**PROBLEM**
Some lines in the records below may hold the word "duration"; give the number of those lines and nothing else.

[Website and app data records]
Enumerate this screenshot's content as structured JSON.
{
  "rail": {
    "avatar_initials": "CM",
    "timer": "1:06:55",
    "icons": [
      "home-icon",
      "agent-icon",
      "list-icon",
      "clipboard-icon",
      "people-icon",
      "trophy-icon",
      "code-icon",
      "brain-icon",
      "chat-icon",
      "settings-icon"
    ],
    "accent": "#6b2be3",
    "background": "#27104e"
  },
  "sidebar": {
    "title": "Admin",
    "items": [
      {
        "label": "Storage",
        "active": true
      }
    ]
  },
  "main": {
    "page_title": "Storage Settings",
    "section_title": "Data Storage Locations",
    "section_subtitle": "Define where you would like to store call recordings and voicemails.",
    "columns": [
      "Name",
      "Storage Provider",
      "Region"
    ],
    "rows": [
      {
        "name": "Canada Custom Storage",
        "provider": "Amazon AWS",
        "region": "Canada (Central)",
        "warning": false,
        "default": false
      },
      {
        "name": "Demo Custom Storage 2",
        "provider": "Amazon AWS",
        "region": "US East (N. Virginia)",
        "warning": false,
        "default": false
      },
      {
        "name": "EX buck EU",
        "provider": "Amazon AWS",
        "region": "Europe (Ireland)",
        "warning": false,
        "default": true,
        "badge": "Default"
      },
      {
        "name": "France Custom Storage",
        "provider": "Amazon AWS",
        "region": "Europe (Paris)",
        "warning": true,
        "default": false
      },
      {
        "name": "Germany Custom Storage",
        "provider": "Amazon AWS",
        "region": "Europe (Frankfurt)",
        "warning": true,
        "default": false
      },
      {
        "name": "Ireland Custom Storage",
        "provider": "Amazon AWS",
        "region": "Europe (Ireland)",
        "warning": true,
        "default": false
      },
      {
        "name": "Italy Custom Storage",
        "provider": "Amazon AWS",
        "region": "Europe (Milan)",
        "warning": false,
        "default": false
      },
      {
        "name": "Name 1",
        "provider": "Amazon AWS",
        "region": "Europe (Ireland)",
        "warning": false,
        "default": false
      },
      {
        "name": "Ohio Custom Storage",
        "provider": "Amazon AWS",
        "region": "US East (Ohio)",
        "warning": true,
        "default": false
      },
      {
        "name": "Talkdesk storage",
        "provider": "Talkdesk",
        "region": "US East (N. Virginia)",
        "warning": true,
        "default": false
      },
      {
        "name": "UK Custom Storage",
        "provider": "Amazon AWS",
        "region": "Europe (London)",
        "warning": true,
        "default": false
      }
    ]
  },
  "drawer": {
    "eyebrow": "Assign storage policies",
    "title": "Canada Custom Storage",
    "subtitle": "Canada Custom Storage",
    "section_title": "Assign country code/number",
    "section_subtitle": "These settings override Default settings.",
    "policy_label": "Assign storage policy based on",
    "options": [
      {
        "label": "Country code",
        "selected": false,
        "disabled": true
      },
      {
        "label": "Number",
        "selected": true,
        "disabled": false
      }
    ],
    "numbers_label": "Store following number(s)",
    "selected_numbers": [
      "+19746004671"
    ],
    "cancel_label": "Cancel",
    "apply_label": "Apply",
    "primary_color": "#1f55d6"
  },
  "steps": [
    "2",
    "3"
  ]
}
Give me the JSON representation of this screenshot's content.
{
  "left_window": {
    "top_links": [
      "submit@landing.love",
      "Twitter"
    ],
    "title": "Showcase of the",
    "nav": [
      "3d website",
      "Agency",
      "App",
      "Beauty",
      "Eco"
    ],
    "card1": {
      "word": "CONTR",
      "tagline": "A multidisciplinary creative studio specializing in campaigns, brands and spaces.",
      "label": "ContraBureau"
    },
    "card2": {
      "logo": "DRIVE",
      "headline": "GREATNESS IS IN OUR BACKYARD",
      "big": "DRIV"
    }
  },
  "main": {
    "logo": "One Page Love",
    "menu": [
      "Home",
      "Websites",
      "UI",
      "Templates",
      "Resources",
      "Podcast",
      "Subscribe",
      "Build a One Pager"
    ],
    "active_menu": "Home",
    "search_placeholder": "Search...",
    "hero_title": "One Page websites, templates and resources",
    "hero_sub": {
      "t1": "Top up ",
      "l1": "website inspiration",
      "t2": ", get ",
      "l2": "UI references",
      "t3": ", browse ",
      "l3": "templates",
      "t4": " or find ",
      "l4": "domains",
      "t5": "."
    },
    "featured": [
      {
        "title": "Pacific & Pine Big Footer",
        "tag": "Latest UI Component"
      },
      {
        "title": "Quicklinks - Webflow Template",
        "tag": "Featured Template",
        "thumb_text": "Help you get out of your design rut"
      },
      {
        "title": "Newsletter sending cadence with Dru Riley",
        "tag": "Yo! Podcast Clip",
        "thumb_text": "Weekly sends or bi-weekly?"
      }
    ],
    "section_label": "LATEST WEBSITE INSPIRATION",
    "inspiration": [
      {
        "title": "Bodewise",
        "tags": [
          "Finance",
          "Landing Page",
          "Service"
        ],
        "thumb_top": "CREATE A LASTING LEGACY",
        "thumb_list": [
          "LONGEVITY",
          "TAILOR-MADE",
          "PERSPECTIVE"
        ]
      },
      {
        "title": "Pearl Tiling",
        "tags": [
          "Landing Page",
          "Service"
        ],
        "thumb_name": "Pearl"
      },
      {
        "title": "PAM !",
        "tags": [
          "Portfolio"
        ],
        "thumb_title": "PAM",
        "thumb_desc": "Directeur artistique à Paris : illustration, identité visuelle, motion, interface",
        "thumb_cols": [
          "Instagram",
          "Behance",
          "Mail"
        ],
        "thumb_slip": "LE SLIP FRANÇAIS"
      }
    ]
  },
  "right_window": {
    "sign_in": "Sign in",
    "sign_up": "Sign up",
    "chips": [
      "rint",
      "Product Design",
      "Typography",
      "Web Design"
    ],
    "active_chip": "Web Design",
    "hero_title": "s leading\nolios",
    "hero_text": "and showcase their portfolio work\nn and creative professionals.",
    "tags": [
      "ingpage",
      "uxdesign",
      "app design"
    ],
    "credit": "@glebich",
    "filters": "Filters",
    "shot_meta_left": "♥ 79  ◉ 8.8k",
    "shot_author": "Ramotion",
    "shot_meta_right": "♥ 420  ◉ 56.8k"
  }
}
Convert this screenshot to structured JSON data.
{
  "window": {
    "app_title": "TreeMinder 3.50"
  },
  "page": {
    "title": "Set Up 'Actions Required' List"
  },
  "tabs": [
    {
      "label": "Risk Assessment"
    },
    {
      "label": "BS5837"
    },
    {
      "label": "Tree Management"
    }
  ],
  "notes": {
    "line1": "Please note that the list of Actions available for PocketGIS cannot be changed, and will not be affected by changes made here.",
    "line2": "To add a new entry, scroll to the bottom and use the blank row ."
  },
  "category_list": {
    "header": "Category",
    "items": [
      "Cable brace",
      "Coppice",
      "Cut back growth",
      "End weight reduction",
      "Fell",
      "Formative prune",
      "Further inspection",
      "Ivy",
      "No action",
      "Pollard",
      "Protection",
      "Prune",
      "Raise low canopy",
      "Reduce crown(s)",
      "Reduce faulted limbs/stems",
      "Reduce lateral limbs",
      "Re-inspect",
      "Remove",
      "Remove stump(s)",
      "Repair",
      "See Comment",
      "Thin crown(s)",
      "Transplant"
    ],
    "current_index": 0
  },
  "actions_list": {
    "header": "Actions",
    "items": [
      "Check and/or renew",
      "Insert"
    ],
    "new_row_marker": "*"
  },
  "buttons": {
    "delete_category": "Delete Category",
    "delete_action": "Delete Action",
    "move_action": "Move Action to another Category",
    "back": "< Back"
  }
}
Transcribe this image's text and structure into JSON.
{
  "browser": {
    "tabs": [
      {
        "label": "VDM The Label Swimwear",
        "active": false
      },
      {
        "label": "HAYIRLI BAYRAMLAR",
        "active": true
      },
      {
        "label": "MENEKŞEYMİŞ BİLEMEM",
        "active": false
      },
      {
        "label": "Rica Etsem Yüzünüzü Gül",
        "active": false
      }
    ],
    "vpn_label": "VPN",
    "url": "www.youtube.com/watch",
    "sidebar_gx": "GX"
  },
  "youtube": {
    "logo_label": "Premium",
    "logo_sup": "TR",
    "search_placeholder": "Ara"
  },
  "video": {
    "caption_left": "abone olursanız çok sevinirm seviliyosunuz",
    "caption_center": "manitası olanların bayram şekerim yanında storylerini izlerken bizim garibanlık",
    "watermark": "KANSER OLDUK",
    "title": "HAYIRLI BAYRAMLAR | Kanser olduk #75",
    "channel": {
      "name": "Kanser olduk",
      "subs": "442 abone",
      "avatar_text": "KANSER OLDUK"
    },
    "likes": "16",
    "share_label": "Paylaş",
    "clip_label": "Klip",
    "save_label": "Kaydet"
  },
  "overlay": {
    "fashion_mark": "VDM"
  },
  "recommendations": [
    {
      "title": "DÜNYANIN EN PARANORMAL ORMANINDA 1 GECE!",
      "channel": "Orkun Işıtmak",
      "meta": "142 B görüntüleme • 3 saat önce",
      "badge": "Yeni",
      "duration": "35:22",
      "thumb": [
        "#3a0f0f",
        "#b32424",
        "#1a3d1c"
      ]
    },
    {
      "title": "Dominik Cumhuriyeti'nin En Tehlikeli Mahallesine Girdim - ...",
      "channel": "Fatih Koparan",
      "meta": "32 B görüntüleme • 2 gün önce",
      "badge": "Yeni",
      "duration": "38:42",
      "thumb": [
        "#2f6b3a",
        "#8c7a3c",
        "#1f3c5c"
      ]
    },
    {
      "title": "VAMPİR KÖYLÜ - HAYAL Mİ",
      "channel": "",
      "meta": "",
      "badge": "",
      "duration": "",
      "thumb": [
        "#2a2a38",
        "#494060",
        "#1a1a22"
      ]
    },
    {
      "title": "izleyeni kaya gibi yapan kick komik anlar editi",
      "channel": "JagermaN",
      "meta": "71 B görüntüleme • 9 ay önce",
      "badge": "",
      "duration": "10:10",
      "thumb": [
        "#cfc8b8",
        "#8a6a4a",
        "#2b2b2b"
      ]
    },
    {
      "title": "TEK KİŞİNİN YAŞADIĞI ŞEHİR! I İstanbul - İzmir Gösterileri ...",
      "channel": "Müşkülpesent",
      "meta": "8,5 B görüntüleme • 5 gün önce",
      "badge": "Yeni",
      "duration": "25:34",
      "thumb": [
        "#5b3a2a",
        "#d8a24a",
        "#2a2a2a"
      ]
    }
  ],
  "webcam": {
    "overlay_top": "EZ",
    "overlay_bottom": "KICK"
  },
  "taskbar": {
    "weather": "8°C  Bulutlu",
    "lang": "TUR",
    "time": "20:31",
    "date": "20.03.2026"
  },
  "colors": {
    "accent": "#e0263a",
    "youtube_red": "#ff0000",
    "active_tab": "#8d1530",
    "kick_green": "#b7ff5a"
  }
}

**EXERCISE OUTPUT**
5